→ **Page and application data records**
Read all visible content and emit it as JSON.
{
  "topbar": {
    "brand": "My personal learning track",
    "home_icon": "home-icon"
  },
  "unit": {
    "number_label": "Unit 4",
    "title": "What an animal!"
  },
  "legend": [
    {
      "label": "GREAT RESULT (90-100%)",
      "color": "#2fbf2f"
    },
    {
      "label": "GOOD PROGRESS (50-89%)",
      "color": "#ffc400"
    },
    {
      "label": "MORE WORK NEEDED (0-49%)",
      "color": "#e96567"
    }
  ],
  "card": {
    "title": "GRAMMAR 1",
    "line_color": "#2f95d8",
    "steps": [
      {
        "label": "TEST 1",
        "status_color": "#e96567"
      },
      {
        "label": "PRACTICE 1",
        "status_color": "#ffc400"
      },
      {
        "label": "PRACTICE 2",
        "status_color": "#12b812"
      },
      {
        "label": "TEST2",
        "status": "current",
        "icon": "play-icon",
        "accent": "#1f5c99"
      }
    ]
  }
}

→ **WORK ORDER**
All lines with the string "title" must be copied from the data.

→ **WORKED SOLUTION**
    "title": "What an animal!"
    "title": "GRAMMAR 1",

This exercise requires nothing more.